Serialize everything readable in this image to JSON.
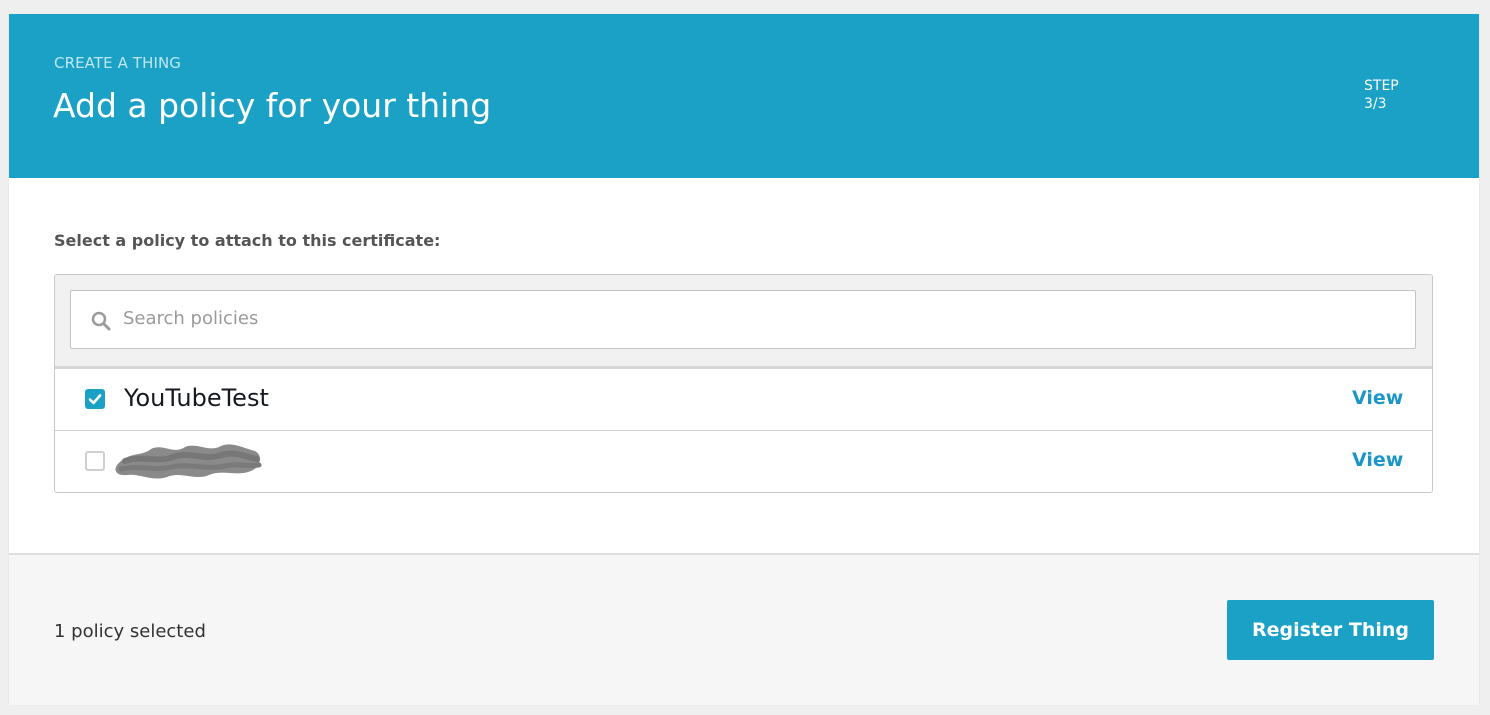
{
  "header": {
    "eyebrow": "CREATE A THING",
    "title": "Add a policy for your thing",
    "step_label": "STEP",
    "step_value": "3/3"
  },
  "content": {
    "prompt": "Select a policy to attach to this certificate:"
  },
  "search": {
    "placeholder": "Search policies",
    "value": ""
  },
  "policies": [
    {
      "name": "YouTubeTest",
      "checked": true,
      "view_label": "View"
    },
    {
      "name": "",
      "checked": false,
      "redacted": true,
      "view_label": "View"
    }
  ],
  "footer": {
    "selected_count": "1 policy selected",
    "register_label": "Register Thing"
  },
  "colors": {
    "accent": "#1ba1c6",
    "link": "#1b96c6",
    "background": "#efefef"
  },
  "icons": {
    "search": "search-icon",
    "checkbox_checked": "checkmark-icon"
  }
}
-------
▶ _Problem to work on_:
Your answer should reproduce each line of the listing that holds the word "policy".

▶ _Result of this task_:
    "title": "Add a policy for your thing",
    "prompt": "Select a policy to attach to this certificate:"
    "selected_count": "1 policy selected",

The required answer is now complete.